The Process is Political: A PAC's Home Address
Tuesday, October 25, 2011
'A Veritable Political Action Committee Mill': It takes a specialist to navigate all the various campaign finance filing and reporting requirements, and not everyone who has the money to spend has that expertise. That leads to phenomenon like 610 South Boulevard in Tampa. The Florida Independent takes a look at the modest one-story building, which is the headquarters of conservative political accountants Nancy and Robert Watkins — and the registered address for four Super PACS and 19 PACs registered with the state of Florida, part of the network of the campaign cash groups in Tampa that have directed money to races across the country. (Florida Independent)
What You Get for Your Money: Interested in a pre-lunch VIP clutch for $17,900? Or maybe a $5,000 "Season Pass" to speeches by bold-faced names in the Obama administration? Palo Alto Online has a breakdown of the various ways the president's reelection campaign is trying to pull in some Bay Area dollars during his western fundraising swing this week. That Season Pass speakers series launched last month, and tries to monetize the celebrity factor that comes with modern-day public service.

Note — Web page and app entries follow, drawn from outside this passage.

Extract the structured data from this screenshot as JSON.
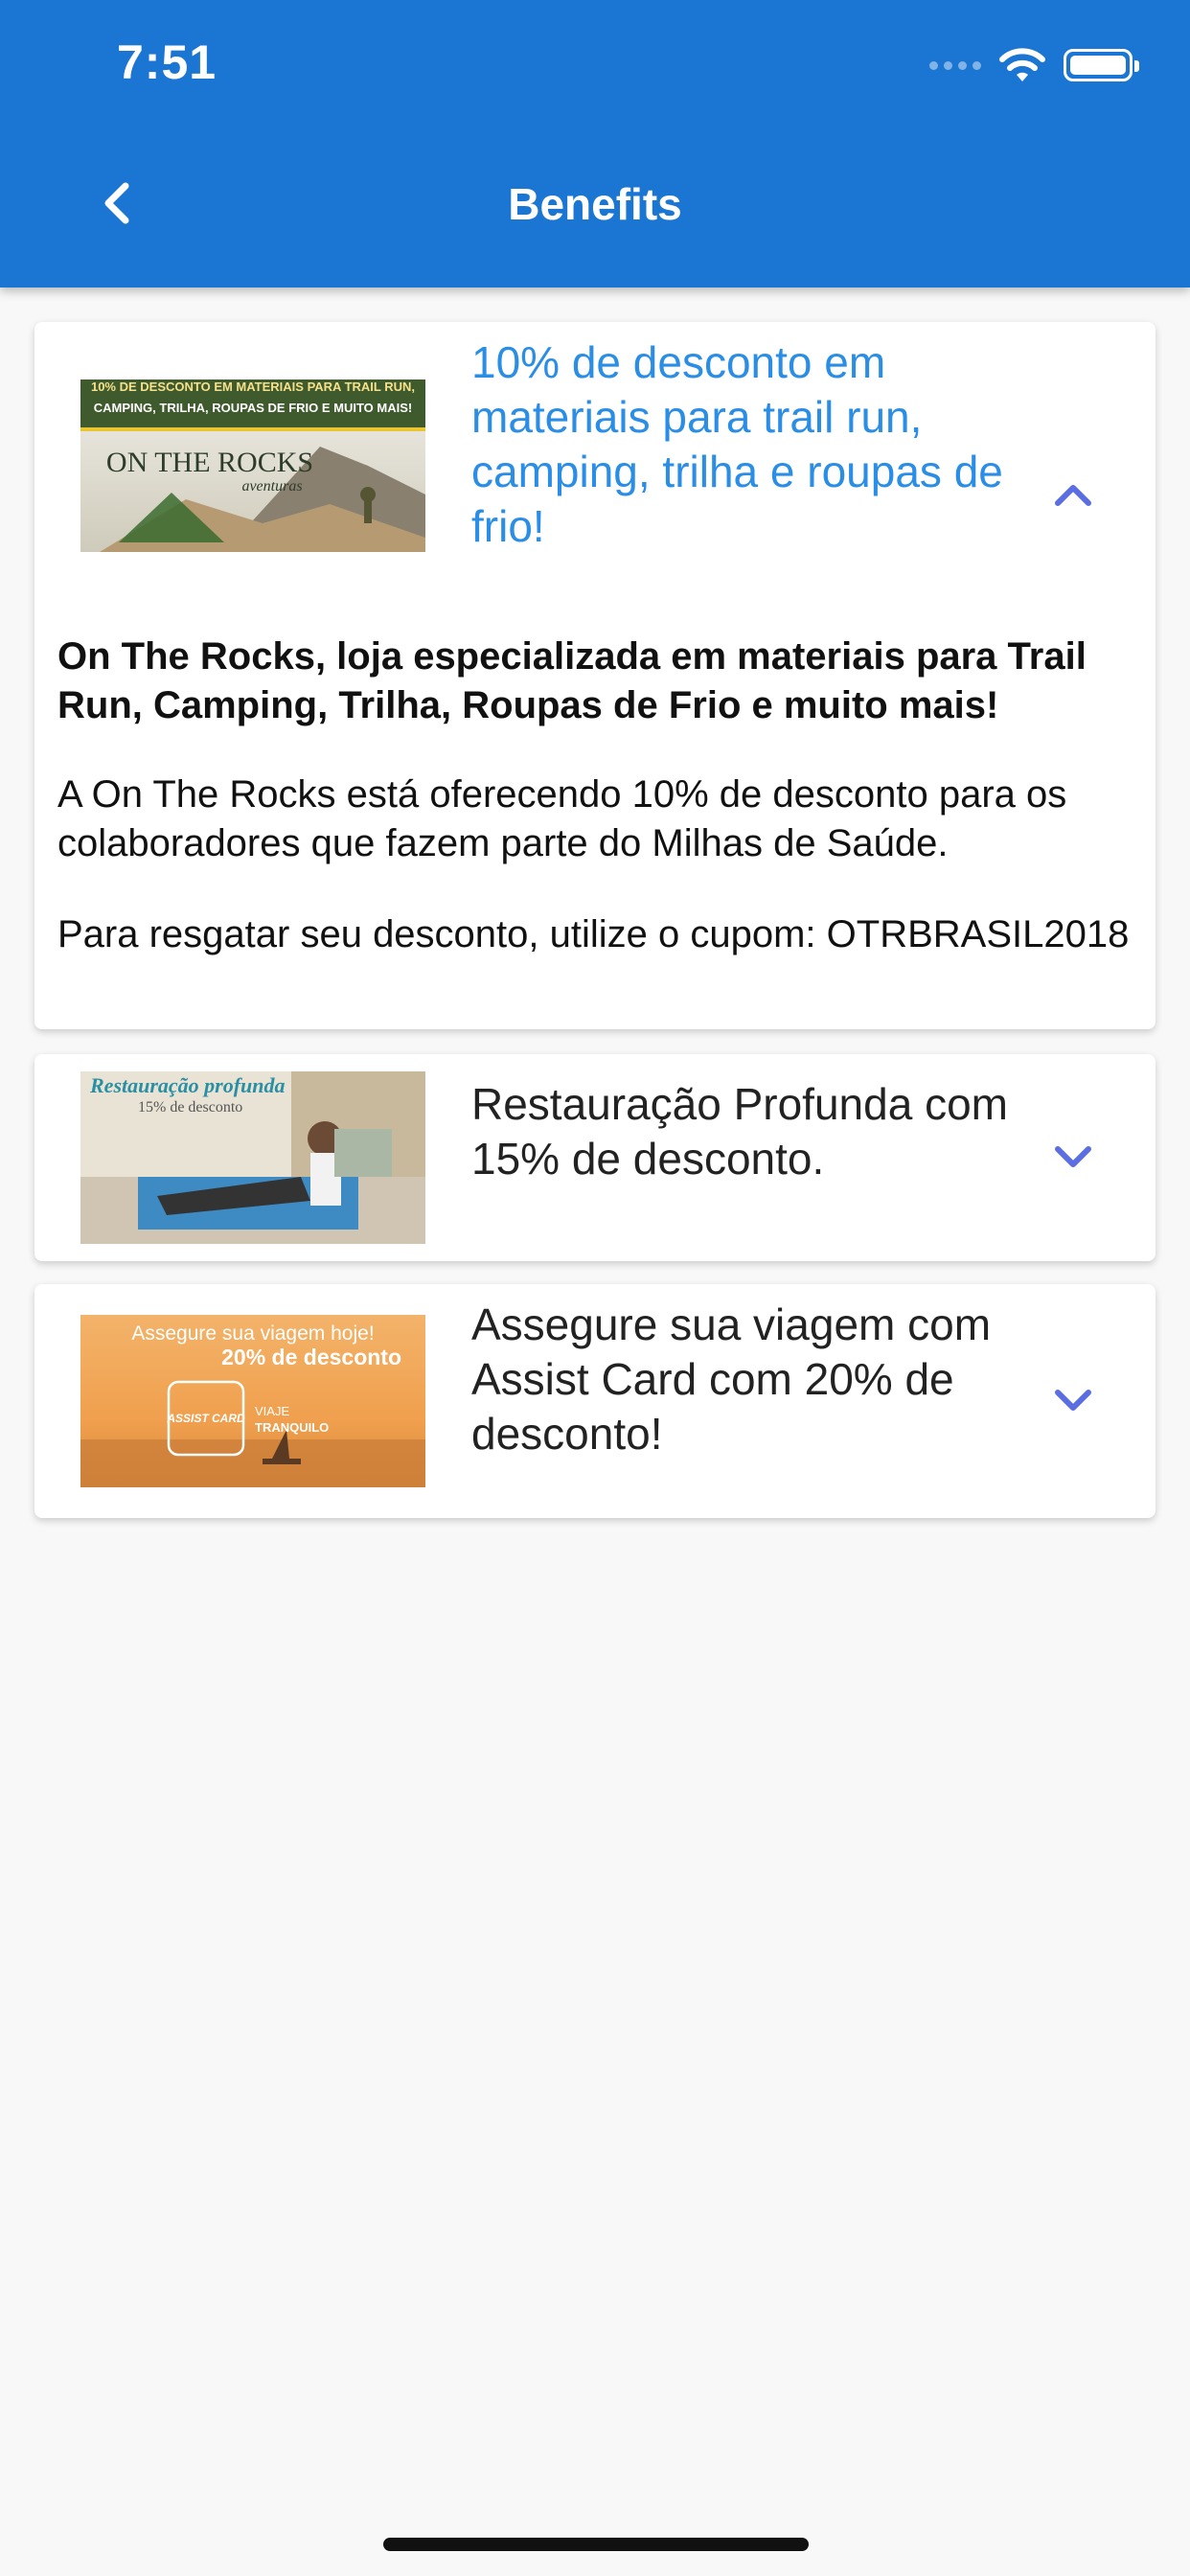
{
  "status": {
    "time": "7:51"
  },
  "header": {
    "title": "Benefits"
  },
  "benefits": [
    {
      "title": "10% de desconto em materiais para trail run, camping, trilha e roupas de frio!",
      "expanded": true,
      "image": {
        "banner_top": "10% DE DESCONTO EM MATERIAIS PARA TRAIL RUN,",
        "banner_sub": "CAMPING, TRILHA, ROUPAS DE FRIO E MUITO MAIS!",
        "logo_main": "ON THE ROCKS",
        "logo_sub": "aventuras"
      },
      "heading": "On The Rocks, loja especializada em materiais para Trail Run, Camping, Trilha, Roupas de Frio e muito mais!",
      "paragraph1": "A On The Rocks está oferecendo 10% de desconto para os colaboradores que fazem parte do Milhas de Saúde.",
      "paragraph2": "Para resgatar seu desconto, utilize o cupom: OTRBRASIL2018"
    },
    {
      "title": "Restauração Profunda com 15% de desconto.",
      "expanded": false,
      "image": {
        "heading": "Restauração profunda",
        "sub": "15% de desconto"
      }
    },
    {
      "title": "Assegure sua viagem com Assist Card com 20% de desconto!",
      "expanded": false,
      "image": {
        "line1": "Assegure sua viagem hoje!",
        "line2": "20% de desconto",
        "logo": "ASSIST CARD",
        "tag1": "VIAJE",
        "tag2": "TRANQUILO"
      }
    }
  ],
  "colors": {
    "appbar": "#1a76d2",
    "expanded_title": "#2a8de6",
    "chevron": "#5b6ee1"
  }
}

Possible speakers include, the site reports, includes former President Bill Clinton, Energy Secretary Steven Chu, Education Secretary Arne Duncan, or even Warren Buffett. (Palo Alto Online)
After Bloomberg Campaign Aide Verdict, Loopholes to Fill: Bill Hammond at The New York Daily News is urging that the campaign finance story not end with the jury's decision in a grand larceny trial. Bloomberg campaign aide John Haggerty was found guilty of larceny and money laundering while handling a donation the mayor made to the Independence Party during his campaign for reelection in 2009. "In effect, Bloomberg was concealing his payments to Haggerty," Hammond explained, "because those housekeeping transactions did not become public until two months after the election. This was an obvious end-run around laws that are supposed to let the voters know how politicians raise and spend their campaign cash." And without allegations of Haggerty's wrongdoing, Hammond lamented, "the whole sordid story might never have become public at all." (NY Daily News)